- **Problem statement**: In the entries below, find every line holding the string "Lunch" and collect it.

- **Provided data**:
Start of Block

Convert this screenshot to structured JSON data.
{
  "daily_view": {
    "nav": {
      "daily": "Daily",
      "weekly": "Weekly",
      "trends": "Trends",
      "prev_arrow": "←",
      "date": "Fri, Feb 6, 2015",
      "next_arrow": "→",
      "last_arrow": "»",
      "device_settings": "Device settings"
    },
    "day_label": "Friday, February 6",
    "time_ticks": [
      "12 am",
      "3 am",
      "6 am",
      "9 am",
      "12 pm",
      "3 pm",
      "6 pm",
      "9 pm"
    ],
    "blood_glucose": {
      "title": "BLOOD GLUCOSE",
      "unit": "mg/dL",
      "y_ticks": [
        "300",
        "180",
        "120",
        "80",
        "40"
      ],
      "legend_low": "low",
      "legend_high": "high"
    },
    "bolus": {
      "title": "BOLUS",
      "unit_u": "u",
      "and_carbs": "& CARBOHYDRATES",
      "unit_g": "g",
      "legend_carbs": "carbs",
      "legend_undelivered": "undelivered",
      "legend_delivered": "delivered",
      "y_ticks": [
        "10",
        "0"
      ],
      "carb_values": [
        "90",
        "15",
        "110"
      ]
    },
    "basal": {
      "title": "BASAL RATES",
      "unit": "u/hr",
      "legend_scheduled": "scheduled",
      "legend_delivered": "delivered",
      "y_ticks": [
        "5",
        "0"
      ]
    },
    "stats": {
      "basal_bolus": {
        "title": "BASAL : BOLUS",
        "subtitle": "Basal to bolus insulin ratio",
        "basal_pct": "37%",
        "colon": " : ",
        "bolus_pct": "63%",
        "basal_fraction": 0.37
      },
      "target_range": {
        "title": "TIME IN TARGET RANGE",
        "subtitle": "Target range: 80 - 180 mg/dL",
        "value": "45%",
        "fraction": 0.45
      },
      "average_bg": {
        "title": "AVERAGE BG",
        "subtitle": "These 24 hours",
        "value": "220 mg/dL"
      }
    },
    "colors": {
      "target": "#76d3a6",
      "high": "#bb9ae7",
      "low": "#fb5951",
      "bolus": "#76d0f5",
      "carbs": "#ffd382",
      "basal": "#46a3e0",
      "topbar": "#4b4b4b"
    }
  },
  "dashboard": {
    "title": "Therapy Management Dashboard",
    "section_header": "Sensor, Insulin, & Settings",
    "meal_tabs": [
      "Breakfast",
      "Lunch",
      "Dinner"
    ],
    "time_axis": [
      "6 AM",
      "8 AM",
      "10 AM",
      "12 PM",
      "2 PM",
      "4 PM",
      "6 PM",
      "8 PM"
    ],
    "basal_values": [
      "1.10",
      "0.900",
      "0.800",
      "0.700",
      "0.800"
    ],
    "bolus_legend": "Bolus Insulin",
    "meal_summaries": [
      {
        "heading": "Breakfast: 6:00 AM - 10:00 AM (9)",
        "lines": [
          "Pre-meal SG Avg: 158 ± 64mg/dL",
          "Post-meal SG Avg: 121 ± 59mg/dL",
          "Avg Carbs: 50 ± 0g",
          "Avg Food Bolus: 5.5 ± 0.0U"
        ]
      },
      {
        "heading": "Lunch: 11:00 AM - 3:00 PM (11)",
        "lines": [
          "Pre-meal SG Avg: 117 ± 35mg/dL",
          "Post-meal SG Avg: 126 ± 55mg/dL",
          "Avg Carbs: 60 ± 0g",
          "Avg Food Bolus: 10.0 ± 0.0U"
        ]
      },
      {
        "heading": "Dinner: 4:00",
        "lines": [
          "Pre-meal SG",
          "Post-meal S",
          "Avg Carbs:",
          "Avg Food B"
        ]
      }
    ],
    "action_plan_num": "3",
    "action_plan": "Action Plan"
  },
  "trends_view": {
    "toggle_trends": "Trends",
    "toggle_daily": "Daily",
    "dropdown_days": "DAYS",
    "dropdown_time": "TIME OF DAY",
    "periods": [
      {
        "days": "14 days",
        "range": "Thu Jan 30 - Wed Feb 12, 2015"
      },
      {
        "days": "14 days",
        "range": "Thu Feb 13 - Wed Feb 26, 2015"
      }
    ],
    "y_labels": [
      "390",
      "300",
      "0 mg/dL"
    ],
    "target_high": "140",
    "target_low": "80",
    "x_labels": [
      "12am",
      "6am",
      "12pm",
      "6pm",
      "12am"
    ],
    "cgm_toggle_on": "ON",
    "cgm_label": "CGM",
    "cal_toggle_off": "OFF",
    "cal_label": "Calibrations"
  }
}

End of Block

- **Response area**:
      "Lunch",
        "heading": "Lunch: 11:00 AM - 3:00 PM (11)",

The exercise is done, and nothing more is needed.